Advocacy & Legal

Advocacy

 

Statehouse Report

The Statehouse Report is published every Monday during the Legislative Session. New episodes will not be airing during the current legislative adjournment. 

 

 Bill List

Click here for a list of bills that are or will be appearing before the Colorado General Assembly. 

This list will be updated weekly during the Legislative Session.

Position Papers

CML produces position papers on bills throughout the legislative session. Click here to view.

 

Legislative Priorities

 

Legislative Kickoff Webinar

Check out the recording of our Legislative Kickoff Webinar for information on CML's legislative priorities and session information.

 

Legislative Matters


Twice before, the General Assembly has considered legislation that purported to allow local governments (municipalities and counties) in Colorado the ability to set a minimum wage different than the state minimum wage. Each time, the legislation failed in a split legislature. In 2019, a different outcome is likely.

Read Legislative Matters

Legal

 

Spotlight Case


By David Broadwell


Digital motion pictures subject to municipal use taxes in Aurora case

On two prior occasions, the Colorado Court of Appeals has affirmed that motion picture film reels obtained by commercial movie theaters are subject to municipal use taxes. Now that the technology has changed and most theaters have switched to digital projection, the result is the same. The data file on the hard drive leased to the movie theater remains tangible personal property subject to use taxes, so said the court of appeals on January 2 in a case arising out of the City of Aurora.

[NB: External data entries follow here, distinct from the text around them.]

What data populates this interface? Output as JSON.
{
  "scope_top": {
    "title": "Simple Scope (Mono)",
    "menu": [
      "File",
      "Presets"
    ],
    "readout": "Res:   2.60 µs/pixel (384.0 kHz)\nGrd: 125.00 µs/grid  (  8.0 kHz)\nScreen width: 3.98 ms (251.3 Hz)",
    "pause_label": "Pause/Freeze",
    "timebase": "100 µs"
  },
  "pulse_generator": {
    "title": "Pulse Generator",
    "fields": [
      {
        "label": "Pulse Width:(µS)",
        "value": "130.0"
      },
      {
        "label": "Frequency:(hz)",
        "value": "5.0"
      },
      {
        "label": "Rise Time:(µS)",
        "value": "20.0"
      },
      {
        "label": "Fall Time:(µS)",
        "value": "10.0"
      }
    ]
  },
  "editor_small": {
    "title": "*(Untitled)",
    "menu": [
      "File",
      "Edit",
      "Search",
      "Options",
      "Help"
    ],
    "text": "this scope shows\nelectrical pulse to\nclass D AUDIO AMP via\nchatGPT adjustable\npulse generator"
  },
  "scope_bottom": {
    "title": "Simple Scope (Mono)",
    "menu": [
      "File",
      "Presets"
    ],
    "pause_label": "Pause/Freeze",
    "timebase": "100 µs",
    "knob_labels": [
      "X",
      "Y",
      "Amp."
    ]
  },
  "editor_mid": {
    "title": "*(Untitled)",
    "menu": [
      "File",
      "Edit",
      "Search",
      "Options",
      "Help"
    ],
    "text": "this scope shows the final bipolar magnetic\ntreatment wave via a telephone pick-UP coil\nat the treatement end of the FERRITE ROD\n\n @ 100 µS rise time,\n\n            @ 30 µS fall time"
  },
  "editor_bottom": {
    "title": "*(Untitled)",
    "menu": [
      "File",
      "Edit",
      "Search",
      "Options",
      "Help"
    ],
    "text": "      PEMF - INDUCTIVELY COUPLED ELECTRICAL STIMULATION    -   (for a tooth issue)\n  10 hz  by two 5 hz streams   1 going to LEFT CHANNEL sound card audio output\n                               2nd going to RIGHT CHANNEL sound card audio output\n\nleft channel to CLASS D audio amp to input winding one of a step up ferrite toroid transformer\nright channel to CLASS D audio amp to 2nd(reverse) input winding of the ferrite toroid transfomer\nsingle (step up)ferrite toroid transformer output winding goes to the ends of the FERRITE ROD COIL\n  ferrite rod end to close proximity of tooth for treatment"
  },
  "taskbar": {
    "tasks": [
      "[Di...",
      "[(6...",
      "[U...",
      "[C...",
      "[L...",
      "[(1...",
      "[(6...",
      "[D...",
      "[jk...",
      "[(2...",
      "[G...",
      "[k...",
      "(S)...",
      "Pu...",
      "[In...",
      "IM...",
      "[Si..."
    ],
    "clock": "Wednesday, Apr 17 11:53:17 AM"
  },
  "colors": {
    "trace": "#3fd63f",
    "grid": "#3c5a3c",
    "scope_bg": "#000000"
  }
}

As in the earlier cases, the court went on to hold that the rental of the digital files by the theaters cannot be viewed as a purchase for resale, nor are the digital files viewed as part of a manufacturing process. Finally, there is no “double-taxation” problem when patrons are charged a sales or admission tax to view the movie. The use tax on the value of the data files is paid by the business. The admissions tax on the privilege of viewing the movie is paid by the customers.

CML participated as an amicus curiae in this case along with five other individual municipalities; and we again extend our appreciation to Michael Axelrad of the Greeley City Attorney’s office for his help in drafting the amicus brief.

American Multi-Cinema Inc. v. City of Aurora, ___ P.3d ___ (Colo. App. January 2, 2020).

Read the CML amicus brief here

 

Amicus Update


By David Broadwell


Digital motion pictures subject to municipal use taxes in Aurora case

On two prior occasions, the Colorado Court of Appeals has affirmed that motion picture film reels obtained by commercial movie theaters are subject to municipal use taxes. Now that the technology has changed and most theaters have switched to digital projection, the result is the same. The data file on the hard drive leased to the movie theater remains tangible personal property subject to use taxes, so said the court of appeals on January 2 in a case arising out of the City of Aurora. As in the earlier cases, the court went on to hold that the rental of the digital files by the theaters cannot be viewed as a purchase for resale, nor are the digital files viewed as part of a manufacturing process. Finally, there is no “double-taxation” problem when patrons are charged a sales or admission tax to view the movie. The use tax on the value of the data files is paid by the business. The admissions tax on the privilege of viewing the movie is paid by the customers.

CML participated as an amicus curiae in this case along with five other individual municipalities; and we again extend our appreciation to Michael Axelrad of the Greeley City Attorney’s office for his help in drafting the amicus brief.

American Multi-Cinema Inc. v. City of Aurora, ___ P.3d ___ (Colo. App. January 2, 2020).

Read the CML amicus brief here

 

New in the Courts


By David Broadwell


Digital motion pictures subject to municipal use taxes in Aurora case

On two prior occasions, the Colorado Court of Appeals has affirmed that motion picture film reels obtained by commercial movie theaters are subject to municipal use taxes. Now that the technology has changed and most theaters have switched to digital projection, the result is the same. The data file on the hard drive leased to the movie theater remains tangible personal property subject to use taxes, so said the court of appeals on January 2 in a case arising out of the City of Aurora. As in the earlier cases, the court went on to hold that the rental of the digital files by the theaters cannot be viewed as a purchase for resale, nor are the digital files viewed as part of a manufacturing process. Finally, there is no “double-taxation” problem when patrons are charged a sales or admission tax to view the movie. The use tax on the value of the data files is paid by the business. The admissions tax on the privilege of viewing the movie is paid by the customers.

CML participated as an amicus curiae in this case along with five other individual municipalities; and we again extend our appreciation to Michael Axelrad of the Greeley City Attorney’s office for his help in drafting the amicus brief.

American Multi-Cinema Inc. v. City of Aurora, ___ P.3d ___ (Colo. App. January 2, 2020).

Read the CML amicus brief here

 

2019 Laws Enacted is Available

2019 Colorado Laws Enacted Affecting Municipal Governments

Each year, CML analyzes the laws passed by the Colorado General Assembly that affect cities and towns, and compiles that information into the publication, Colorado Laws Enacted Affecting Municipalities. The 2019 edition is now available; previous years also are available for free online.

Learn More